Go through the listing below and show each line that has the word "screenshot".
DATA SUPPLIED Block Start
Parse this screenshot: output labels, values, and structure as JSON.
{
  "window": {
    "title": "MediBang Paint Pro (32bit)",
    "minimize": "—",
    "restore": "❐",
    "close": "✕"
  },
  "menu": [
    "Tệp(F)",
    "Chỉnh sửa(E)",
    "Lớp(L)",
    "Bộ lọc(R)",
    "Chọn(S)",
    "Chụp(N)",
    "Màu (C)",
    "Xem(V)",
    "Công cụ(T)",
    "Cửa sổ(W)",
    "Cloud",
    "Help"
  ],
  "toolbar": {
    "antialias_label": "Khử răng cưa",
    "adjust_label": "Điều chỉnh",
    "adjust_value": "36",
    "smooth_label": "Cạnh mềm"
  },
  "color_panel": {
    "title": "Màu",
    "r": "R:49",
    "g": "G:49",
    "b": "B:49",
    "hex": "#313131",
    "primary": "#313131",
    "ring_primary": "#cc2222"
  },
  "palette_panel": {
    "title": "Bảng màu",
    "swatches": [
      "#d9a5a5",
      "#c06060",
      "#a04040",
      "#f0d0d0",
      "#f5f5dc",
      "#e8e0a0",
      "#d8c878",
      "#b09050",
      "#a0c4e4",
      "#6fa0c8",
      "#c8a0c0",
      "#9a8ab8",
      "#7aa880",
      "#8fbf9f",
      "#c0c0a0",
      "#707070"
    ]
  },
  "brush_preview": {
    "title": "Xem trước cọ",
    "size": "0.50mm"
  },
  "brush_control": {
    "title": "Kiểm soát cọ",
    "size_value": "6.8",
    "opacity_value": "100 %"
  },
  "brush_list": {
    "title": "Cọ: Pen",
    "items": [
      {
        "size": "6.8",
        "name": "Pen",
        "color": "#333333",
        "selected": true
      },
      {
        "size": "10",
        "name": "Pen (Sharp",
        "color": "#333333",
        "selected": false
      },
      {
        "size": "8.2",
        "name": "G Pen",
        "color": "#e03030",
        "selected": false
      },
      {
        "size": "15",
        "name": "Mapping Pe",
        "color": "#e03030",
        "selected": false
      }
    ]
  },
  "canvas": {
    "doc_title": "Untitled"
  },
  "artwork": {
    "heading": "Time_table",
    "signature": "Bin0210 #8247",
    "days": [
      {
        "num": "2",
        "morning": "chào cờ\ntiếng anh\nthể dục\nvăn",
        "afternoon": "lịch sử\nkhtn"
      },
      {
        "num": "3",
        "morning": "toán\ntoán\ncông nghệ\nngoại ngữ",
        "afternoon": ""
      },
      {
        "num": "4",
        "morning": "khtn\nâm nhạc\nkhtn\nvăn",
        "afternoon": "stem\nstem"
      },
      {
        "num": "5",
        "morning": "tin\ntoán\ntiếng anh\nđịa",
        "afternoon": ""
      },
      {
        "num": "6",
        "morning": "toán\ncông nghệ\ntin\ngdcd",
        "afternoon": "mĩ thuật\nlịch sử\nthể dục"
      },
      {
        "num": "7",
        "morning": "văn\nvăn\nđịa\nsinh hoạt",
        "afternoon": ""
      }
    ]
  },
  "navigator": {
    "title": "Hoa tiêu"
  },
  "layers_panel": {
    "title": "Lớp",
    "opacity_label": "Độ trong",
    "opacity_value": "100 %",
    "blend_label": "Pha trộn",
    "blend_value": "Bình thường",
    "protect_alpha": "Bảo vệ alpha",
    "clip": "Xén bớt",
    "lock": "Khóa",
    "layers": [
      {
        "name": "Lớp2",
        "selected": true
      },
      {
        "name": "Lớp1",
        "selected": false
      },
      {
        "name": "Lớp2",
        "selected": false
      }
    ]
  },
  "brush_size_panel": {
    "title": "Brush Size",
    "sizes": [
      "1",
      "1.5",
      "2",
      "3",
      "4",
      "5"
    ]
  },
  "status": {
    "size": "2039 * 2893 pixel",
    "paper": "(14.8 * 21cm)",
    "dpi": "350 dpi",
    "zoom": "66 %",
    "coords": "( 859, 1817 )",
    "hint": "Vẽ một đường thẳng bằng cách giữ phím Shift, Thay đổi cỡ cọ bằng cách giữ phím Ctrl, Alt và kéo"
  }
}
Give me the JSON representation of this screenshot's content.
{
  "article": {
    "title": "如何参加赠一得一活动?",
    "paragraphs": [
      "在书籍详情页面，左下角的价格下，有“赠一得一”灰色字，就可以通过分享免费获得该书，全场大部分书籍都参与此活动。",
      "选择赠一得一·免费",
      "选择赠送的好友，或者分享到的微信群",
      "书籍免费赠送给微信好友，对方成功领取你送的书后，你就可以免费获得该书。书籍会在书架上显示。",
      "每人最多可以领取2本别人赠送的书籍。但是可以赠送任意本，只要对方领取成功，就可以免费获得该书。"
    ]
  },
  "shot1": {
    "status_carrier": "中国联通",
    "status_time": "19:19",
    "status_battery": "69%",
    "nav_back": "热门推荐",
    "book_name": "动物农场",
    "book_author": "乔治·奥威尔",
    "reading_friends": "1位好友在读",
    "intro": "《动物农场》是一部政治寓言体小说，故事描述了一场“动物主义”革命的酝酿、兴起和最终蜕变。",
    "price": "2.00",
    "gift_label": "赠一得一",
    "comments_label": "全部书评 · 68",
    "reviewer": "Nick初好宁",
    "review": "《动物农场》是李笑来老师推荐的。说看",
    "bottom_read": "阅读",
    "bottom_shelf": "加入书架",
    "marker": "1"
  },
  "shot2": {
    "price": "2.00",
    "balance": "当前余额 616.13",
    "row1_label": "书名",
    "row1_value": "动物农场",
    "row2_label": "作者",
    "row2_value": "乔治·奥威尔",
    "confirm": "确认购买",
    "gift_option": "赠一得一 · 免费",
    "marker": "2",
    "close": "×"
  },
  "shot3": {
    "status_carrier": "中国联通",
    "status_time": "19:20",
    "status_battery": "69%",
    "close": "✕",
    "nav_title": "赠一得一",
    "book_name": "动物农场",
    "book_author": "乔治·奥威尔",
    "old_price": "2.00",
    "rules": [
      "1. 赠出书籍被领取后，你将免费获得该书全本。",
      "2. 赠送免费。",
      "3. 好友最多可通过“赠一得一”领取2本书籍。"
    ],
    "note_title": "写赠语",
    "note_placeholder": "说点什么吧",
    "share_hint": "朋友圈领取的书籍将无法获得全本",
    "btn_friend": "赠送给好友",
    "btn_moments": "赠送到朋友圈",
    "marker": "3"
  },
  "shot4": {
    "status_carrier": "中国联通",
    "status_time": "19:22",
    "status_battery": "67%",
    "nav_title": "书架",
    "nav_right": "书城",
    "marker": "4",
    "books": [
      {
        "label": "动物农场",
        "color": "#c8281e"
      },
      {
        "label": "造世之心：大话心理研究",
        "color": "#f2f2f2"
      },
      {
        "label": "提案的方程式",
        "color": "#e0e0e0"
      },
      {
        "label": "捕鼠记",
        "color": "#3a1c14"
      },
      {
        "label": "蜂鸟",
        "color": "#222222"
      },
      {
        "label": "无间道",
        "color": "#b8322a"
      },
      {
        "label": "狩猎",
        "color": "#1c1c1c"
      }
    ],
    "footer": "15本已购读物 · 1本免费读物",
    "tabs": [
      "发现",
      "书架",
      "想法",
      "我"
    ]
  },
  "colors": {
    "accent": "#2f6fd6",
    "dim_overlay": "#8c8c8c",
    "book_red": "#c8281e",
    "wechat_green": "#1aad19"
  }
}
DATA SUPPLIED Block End
* **REPLY**:
Parse this screenshot: output labels, values, and structure as JSON.
Give me the JSON representation of this screenshot's content.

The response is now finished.